This afternoon, Minister of State for Special Education Josepha Madigan defended the decision to put the "spotlight" on the four Dublin primary schools.
She said the schools "had not been forthcoming in opening special classes in specific circumstances where we know that they have capacity".
The Government had written to 14 schools to get them to provide places for special education.
Ten of the schools are engaging with the Department of Education but officials said they had not secured agreement with the other four schools which are named on its website.
We need your consent to load this rte-player contentWe use rte-player to manage extra content that can set cookies on your device and collect data about your activity. Please review their details and accept them to load the content.Manage Preferences
Minister Madigan said that the next stage would be to use legal action to compel some schools to take children with special needs.
She told RTÉ's Saturday with Katie Hannon programme: "So if we don't hear from them, with, I suppose, a willingness to open a special class, then we will move to...compelling them under legislation."
There are discussions about amending the legislation to allow the Department to speed-up the process of compelling schools to provide special education.
The minister said 106 children do not have a special school place but she believed the number will go down over the next few weeks because some of the schools on the list of 14 "will be in a position to open a special class so some of that will be reduced".
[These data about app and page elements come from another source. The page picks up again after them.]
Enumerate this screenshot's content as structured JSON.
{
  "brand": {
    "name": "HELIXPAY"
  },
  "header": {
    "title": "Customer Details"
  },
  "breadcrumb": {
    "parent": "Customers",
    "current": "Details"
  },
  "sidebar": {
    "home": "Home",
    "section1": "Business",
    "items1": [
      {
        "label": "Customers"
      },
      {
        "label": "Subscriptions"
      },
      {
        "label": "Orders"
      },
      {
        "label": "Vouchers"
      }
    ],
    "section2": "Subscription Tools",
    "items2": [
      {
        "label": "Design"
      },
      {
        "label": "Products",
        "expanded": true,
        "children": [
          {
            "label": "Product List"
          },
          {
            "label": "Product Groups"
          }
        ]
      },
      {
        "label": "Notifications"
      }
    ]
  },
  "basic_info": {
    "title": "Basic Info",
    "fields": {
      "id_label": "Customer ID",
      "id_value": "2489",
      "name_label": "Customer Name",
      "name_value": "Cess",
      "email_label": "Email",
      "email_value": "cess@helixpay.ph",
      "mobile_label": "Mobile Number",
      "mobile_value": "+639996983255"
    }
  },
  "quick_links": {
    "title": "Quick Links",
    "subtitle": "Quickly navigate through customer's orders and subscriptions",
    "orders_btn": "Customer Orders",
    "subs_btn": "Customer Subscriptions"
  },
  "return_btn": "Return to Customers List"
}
She said there will be a special school placement for every child outside of Dublin for September and added "so Dublin is at the moment the pinch point".
She said: "It's just not acceptable anymore that a child with additional needs doesn't have a special class place. So I am going to be relentless in my pursuit to open these special classes no matter what it takes."
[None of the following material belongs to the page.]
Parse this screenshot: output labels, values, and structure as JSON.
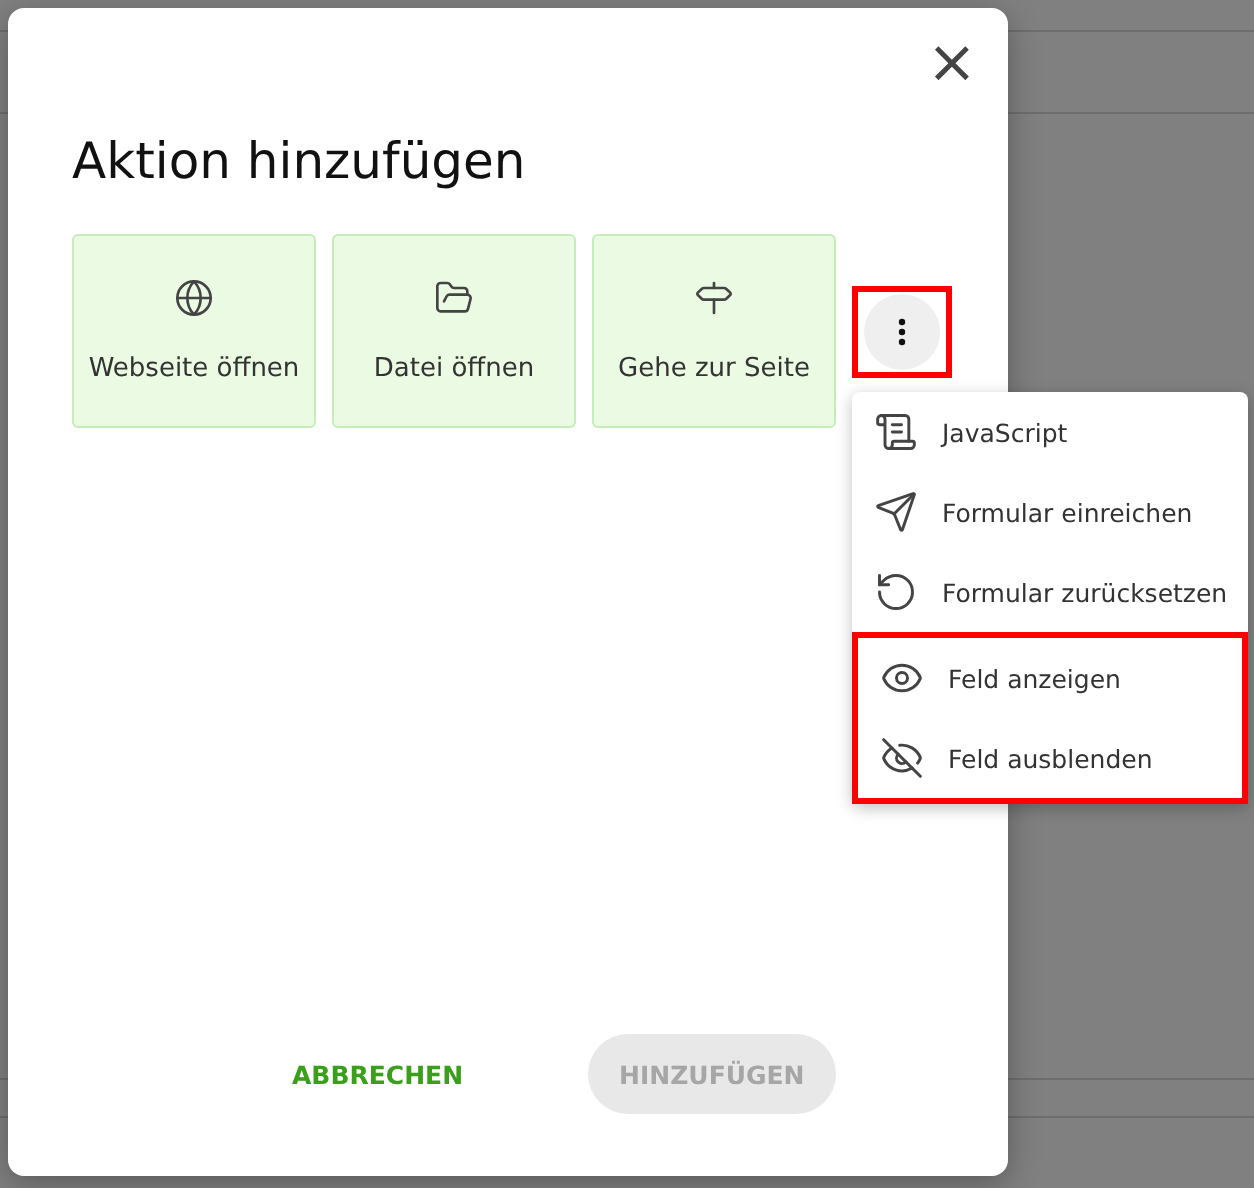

This afternoon the Irish National Teachers' Organisation (INTO) and the Irish Primary Principals' Network (IPPN) said they condemned the "politicised decision by the Department of Education to name the Dublin primary schools".
The organisations said the schools had raised "reasonable concerns relating to a lack of resources required to deliver a quality education to students with special educational needs".
They also called on the Government to ensure no notices to compel schools to take children with special needs would be issued.
The organisations said there was a need for schools to get additional supports including adaptions to buildings, playgrounds and classrooms.
They called for the purchasing of sensory equipment, furniture, protective mats and assistive technologies.
They also said there was a need for occupational therapists, psychiatrists and nursing staff.